Email is kind of tricky. I’ve heard that over 75% of the email out there is spam, so that’s really high. The reason there’s so much spam/junk email is because, well… it works. There are enough people that click on that junk email to make it worth it for spam email marketers to keep sending it out. That’s too bad because I hate junk email.
Because there’s so much of it, you get filters. Some filters work really well but I’ve seen some email filtering systems that block out way too much email. The bad thing is, people either can’t or they don’t know how to look at the email that gets filtered out for any possible “false negatives” so that they can say it’s good email / white list it.
Human Generated vs. Server Generated Email
One way these website filtering companies use to filter email is to give it a higher spam score if it’s server generated – versus coming from a human. Server generated email is everything from online store receipts to system messages to, yes, junk email.
The problem here is that if these filters are set too tight, the good email that you need to come through gets blocked. You miss some important stuff.
For example, at my website company, we have a ticket system that we use for tracking website maintenance requests. Humans are putting data into it (writing emails) but with some people’s email filter settings, they seem to never receive our emails when they go through that system. It’s not everyone, of course, nor even the majority – just maybe 5%. That 5% matters to us and through our research, we’ve boiled it down to them just having their spam filters set too tight / too restrictive.
I don’t know if they adjusted the settings to make their spam filters tighter or if they don’t have control of it, but they’re missing some important messages from us – which begs me to ask…
What Other Important Email Are You Missing?
Let’s say you get 200 emails per day and 60% of it is spam. You’re realistically, then, getting 80 emails per day. That’s not too bad for a business account. However, if your spam filters are set too tight, you might only be getting 25% of the emails that come through instead of 40. So, out of 200, you’re only getting 50.
What, really, does it take to go through 30 more emails to make sure they’re not real? Would it take 2 minutes? 5 minutes at the most? Is that not worth it?
In my opinion, as a business owner (business person), you need to make sure you’re getting all the necessary emails. Making something more “convenient” for you might actually be doing the opposite. You might be missing out on opportunities or you might be creating more work for yourself because you’re having to follow up and have people resend things to you.
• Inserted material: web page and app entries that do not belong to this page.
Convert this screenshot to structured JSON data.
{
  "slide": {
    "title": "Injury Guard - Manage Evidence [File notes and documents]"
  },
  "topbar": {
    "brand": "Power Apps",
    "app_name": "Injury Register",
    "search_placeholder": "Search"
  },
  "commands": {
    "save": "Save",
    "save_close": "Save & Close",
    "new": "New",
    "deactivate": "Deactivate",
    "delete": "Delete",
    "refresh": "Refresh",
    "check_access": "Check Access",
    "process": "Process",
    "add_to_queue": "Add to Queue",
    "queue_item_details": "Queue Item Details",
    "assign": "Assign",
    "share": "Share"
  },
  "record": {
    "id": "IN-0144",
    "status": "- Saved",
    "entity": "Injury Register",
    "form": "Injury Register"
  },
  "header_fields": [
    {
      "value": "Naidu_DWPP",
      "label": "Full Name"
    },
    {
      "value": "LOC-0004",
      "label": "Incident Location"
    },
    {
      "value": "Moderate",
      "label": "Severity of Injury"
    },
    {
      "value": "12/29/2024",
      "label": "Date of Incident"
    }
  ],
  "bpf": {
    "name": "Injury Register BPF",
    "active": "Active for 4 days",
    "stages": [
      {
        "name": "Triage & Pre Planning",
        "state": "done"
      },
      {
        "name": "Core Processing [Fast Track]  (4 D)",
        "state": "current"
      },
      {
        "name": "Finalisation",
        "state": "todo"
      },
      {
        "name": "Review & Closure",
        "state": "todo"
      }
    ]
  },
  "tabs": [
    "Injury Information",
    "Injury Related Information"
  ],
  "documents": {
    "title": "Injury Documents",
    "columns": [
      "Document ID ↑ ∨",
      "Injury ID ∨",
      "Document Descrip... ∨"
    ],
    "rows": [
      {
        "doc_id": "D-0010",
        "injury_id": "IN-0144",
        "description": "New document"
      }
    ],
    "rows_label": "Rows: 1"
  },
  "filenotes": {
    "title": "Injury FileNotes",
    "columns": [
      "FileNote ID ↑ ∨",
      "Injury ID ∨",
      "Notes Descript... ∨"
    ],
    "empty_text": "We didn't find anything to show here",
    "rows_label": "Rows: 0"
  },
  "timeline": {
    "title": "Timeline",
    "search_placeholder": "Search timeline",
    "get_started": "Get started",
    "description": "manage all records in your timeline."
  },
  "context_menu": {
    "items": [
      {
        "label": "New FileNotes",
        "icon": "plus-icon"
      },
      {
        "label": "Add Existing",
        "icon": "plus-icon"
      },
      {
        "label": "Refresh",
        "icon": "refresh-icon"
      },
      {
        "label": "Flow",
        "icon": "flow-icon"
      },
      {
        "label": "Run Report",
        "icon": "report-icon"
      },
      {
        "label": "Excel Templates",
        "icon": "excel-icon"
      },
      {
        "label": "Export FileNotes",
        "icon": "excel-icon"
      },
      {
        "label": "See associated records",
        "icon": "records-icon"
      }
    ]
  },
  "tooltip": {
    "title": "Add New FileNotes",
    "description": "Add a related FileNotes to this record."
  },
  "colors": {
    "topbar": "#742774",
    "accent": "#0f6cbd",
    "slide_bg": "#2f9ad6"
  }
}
The Best Kind of Email Filter for Business
The kind of spam filter that I’ve always liked are the ones that I teach and one with a local repository that I clean out. You pretty much start off with a blank slate and you start marking spam emails. This is how you teach the program what spam email is. Sure, you’re doing this quite a bit at the beginning but it soon levels off and you don’t have to do it so much.
I use a MacBook all the time and I use Apple Mail for email. The spam filter program I use is called SpamSieve. It’s easy to set up (just a few steps) and you teach it what good and bad email is. You don’t have to use that one but I do highly suggest one that lets you teach it what spam email is.
It also keeps the spam filter right on my system and I have to manually clean it out. This means, I have to at least glance through it once in a while. If I know I’m expecting an email from someone and I haven’t seen it, it easy to search that folder and see if it’s there or not. Here’s what that folder looks like – it’s kind of color coded:
Like I said, too much email filtering could be causing you more problems than it’s worth. You might be missing important emails (opportunities) or making things more difficult with your vendors. To provide the best service possible, don’t think about what makes things easier for you but what works best for your clients.